*** Opening of Information supplied ***

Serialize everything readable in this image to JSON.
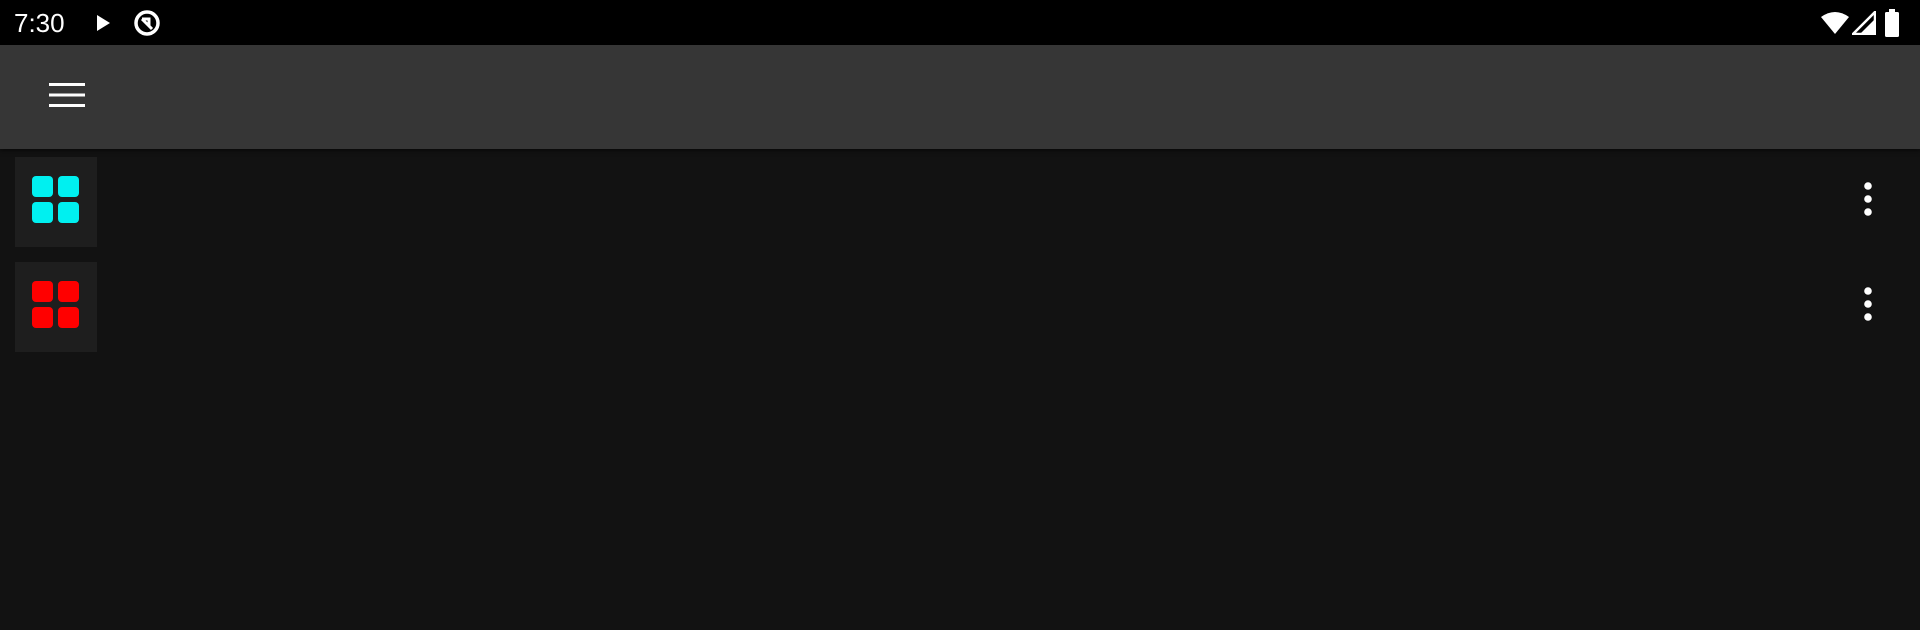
{
  "status_bar": {
    "time": "7:30",
    "icons": [
      "play-icon",
      "data-saver-icon",
      "wifi-icon",
      "signal-icon",
      "battery-icon"
    ]
  },
  "app_bar": {
    "menu_icon": "hamburger-menu-icon"
  },
  "list": {
    "items": [
      {
        "title": "",
        "icon": "grid-tiles-icon",
        "color": "#00f0f0",
        "overflow_icon": "more-vertical-icon"
      },
      {
        "title": "",
        "icon": "grid-tiles-icon",
        "color": "#ff0000",
        "overflow_icon": "more-vertical-icon"
      }
    ]
  },
  "colors": {
    "background": "#121212",
    "app_bar": "#363636",
    "status_bar": "#000000",
    "tile_background": "#1e1e1e"
  }
}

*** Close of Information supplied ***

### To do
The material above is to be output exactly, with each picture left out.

### Reply to the exercise
Serialize everything readable in this image to JSON.
{
  "status_bar": {
    "time": "7:30",
    "icons": [
      "play-icon",
      "data-saver-icon",
      "wifi-icon",
      "signal-icon",
      "battery-icon"
    ]
  },
  "app_bar": {
    "menu_icon": "hamburger-menu-icon"
  },
  "list": {
    "items": [
      {
        "title": "",
        "icon": "grid-tiles-icon",
        "color": "#00f0f0",
        "overflow_icon": "more-vertical-icon"
      },
      {
        "title": "",
        "icon": "grid-tiles-icon",
        "color": "#ff0000",
        "overflow_icon": "more-vertical-icon"
      }
    ]
  },
  "colors": {
    "background": "#121212",
    "app_bar": "#363636",
    "status_bar": "#000000",
    "tile_background": "#1e1e1e"
  }
}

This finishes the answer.